§ Lord Mulleyasked Her Majesty's Government:
§ Whether they oppose any proposals to end or modify the well established system of hallmarking articles made of precious metals.
My Lords, the Government are not aware of any current proposals to end or modify the system of hallmarking. However, the Government have made it clear that they regard the compulsory marking of precious metals as essential to protect both the consumer and the trader and that this is best achieved through the British hallmarking system.
§ Lord Mulley
My Lords, I am greatly obliged to the noble Viscount for that reply. However, is he aware that my information is that German interests are applying both to the Commission and to the European Court to have our system of hallmarking declared outwith the competition and regime of the treaty? I should be glad to hear from the noble Viscount that he will resist that. As he said, our system is greatly welcomed by both the trade and consumers in this country as a guarantee of authenticity and quality which is unsurpassed in any other country. I hope that the Commission will not consider that proposal because it has better things to do, but if it persists I hope that for once it will harmonise on our system and not on one of the others.
My Lords, the noble Lord, Lord Mulley, is entirely correct to point out that an application for judicial review has been made by a German jewellery manufacturer in which, inter alia, it challenges the incompatibility of the Hallmarking Act with the EC treaty. This case raises complex legal issues and we are considering our legal position. However, I have already stated that the Government are firmly of the view that the British hallmarking system is best placed to protect both the consumer and the trader. We shall support any defence of it.
§ Lord Boyd-Carpenter
My Lords, is my noble friend aware that most of your Lordships will regard the Answer as extremely satisfactory, particularly for the reasons eloquently set out by the noble Lord, Lord Mulley?
§ Baroness Gardner of Parkes
My Lords, may I ask the Minister what is the situation on the different standard; for silver on the continent and in Britain? We do not recognise the continental standards. How is this situation being dealt with?
My Lords, we recognise our own standards. We know that other countries have different standards but we are dealing with the standards required before items can be sold in this country.
§ Lord Williams of Elvel
My Lords, I too welcome the firm position that the Government are taking. Can the noble Viscount clarify one point for me? He mentioned that a German company was considering, or was applying for, a judicial review on the hallmarking system. Is this a matter to be taken up before the European Court? Will the British Government make their own case or will the matter be taken up in a lower court in Germany?
My Lords, so far as I am aware, at present the application for judicial review is made in this country and nowhere else. A similar case was brought by the Germans in the Netherlands and it was unsuccessful.
§ Lord Mulley
My Lords, I appreciate the noble Viscount's stand on this. Will he endeavour to keep both the trade and the House informed of progress? If it is possible for the government view to be presented to the court, as is often so in such cases, we would not have to go through the whole matter later. As the noble Viscount knows, silver must be of our standard to be sold here; though that is not strictly correct. The German interest is that Germany has a standard of 800 parts per thousand of silver whereas we have a standard of 925 parts. The Germans want it all to be classified for sale as silver, which would give them a considerable advantage.

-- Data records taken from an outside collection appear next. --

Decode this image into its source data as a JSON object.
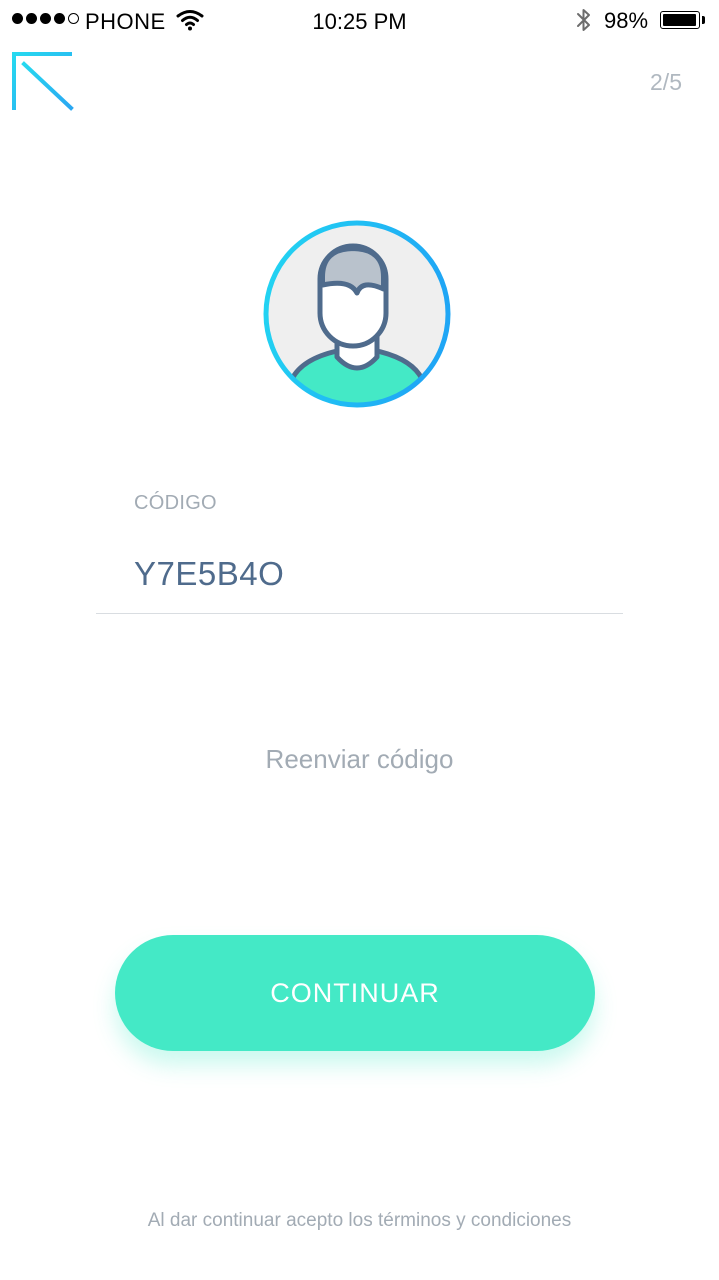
{
  "status_bar": {
    "carrier": "PHONE",
    "time": "10:25 PM",
    "battery_percent": "98%",
    "battery_level": 0.98,
    "signal_bars_filled": 4,
    "signal_bars_total": 5,
    "icons": [
      "signal-dots-icon",
      "wifi-icon",
      "bluetooth-icon",
      "battery-icon"
    ]
  },
  "header": {
    "back_icon": "back-arrow-icon",
    "step": "2/5"
  },
  "avatar": {
    "icon": "user-avatar-icon"
  },
  "form": {
    "code_label": "CÓDIGO",
    "code_value": "Y7E5B4O"
  },
  "resend_label": "Reenviar código",
  "continue_label": "CONTINUAR",
  "terms_text": "Al dar continuar acepto los términos y condiciones",
  "colors": {
    "accent": "#44e9c6",
    "avatar_ring_start": "#22d6f2",
    "avatar_ring_end": "#1fa6f5",
    "code_text": "#4f6b8c",
    "muted_text": "#a2abb4"
  }
}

My Lords, it is clear that at some stage in the future agreement must be reached on a Community-wide basis for a regime for precious metals. That will obviously happen; but, as I said, we strongly support our own system.